This time we were prepared. We were heading back to South Africa so Jason could work for a few weeks in Cape Town and we could finally pick up all of our stuff from the various locations and bring it all back to Zim. We were actually driving a new Landrover (newer than the beast but still quite old) but we made sure to have all the paperwork sorted and the police clearance as well as a letter from the org saying we had permission to drive it, just in case. We made it to the border mid dayish and despite some cues, going through the Zim side and the SA side was really easy. We even managed to make it all the way down to Pretoria from Harare in one day. 15 hours in the car but we managed not to get too bored with each other.
Border Crossing #5

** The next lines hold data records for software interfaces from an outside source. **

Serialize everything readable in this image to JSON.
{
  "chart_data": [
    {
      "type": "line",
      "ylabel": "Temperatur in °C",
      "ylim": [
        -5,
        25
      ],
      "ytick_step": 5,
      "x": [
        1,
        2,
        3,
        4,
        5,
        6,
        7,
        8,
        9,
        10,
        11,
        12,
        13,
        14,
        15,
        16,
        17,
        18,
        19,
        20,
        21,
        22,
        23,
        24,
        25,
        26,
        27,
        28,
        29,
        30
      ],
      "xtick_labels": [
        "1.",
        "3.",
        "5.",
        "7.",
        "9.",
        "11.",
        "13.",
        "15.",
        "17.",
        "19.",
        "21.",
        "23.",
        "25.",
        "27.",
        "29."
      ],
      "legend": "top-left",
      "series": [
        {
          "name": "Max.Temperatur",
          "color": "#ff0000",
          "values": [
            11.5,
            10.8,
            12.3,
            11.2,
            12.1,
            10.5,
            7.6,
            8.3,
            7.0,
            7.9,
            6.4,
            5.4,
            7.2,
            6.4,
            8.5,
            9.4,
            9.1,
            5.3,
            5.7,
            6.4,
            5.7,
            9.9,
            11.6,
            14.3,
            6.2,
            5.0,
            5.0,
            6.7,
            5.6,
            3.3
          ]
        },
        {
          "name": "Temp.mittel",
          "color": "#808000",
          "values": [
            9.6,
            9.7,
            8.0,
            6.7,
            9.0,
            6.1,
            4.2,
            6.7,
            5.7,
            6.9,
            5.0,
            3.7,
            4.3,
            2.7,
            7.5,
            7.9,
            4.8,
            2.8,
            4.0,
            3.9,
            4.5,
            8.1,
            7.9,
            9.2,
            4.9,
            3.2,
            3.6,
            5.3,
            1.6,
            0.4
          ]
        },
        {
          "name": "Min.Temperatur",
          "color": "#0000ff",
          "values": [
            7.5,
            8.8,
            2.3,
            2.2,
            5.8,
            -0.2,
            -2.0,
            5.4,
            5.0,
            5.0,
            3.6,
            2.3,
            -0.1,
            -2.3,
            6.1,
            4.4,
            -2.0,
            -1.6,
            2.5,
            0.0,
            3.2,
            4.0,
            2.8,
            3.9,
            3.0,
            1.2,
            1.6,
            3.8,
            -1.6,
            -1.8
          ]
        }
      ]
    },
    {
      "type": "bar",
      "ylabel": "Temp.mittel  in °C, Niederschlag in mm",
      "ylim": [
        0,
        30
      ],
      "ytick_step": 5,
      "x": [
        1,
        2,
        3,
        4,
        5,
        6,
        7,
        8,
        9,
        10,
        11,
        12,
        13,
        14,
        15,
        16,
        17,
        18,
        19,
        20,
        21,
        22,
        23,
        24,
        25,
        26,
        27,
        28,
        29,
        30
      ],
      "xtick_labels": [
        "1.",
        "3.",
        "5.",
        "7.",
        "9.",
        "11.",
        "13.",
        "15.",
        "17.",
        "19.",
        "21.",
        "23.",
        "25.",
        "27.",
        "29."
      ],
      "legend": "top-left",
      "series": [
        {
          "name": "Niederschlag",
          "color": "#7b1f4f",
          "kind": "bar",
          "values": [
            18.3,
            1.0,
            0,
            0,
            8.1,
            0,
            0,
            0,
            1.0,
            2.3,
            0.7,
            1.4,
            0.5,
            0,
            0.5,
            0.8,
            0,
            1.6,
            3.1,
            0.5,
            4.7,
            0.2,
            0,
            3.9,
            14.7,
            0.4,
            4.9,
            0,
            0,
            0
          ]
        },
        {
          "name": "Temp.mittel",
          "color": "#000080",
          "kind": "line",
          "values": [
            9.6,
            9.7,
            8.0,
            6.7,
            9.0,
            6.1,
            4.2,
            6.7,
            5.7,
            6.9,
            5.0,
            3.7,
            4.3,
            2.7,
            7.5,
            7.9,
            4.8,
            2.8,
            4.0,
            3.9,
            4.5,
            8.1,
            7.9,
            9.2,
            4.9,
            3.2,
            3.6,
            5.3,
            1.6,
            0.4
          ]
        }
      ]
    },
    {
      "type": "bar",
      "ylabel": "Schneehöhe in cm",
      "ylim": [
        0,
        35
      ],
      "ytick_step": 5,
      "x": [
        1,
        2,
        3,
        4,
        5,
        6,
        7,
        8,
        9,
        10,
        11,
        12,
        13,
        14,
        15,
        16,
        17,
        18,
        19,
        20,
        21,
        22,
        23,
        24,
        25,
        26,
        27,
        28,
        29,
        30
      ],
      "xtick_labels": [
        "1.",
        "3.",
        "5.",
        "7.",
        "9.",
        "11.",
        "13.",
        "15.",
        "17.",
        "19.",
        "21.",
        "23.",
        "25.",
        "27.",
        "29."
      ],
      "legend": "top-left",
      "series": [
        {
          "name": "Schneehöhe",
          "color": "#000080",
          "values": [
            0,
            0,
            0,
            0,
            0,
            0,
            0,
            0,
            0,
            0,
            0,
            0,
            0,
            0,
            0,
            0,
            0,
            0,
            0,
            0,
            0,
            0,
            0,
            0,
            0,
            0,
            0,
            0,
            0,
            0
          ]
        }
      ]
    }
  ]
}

After driving all over the country (literally from Pretoria to Cape Town to Durban back to Pretoria then the border), picking up a TON of weight (a trailer almost the size of the vehicle that we were taking back to Zim filled with work stuff, not to mention our stuff that filled the back of the Landrover) we made it back to Beitbridge for what we have deemed as our last crossing. We arrived on a Monday evening, thinking we could make it across and driver another hour to a nice B&B down the road. Completely forgot that Tuesday was going to be a holiday in SA so every single Zimbabwean was taking the opportunity to go home for 24 hour period and were already cued up at the border. The lines were ridiculous, worse than I could have ever imagined. I stayed in the truck and creeped up the line of cars while Jason braved the line of people weaving out of the building down the sidewalk. He managed to jump the cue with some assistance and by the time I made it to the front of the line of cars, he was mostly done. However, I found out I was in the wrong line of cars - I was surrounded by tons of small cars and to the left was the line of trucks with trailers. Oops. I played sweet and apologized since I really had no idea which way I was supposed to go anyway. The gentlemen were nice but I had to wait a bit before driving through to the inspection area. Once there, we realized there were still a few lines we had to go through in order to process the paperwork for the TV were bringing back for some friends. That tacked on another hour and some irritation but finally all papers were signed and we were on our way to cross the border. Right as we were about to cross through the final gate, we were stopped by officers in plain clothes. I doubted their officialness, demanded their identification and then was quieted down by Jason who was able to smooth over the situation. The thought of unloading the entire truck/trailer just made me want to cry but he was able to get out of it, especially once the "officers" realized we weren't going to give them any money. Thank God for Jason's patience when mine runs out. We're a good team like that.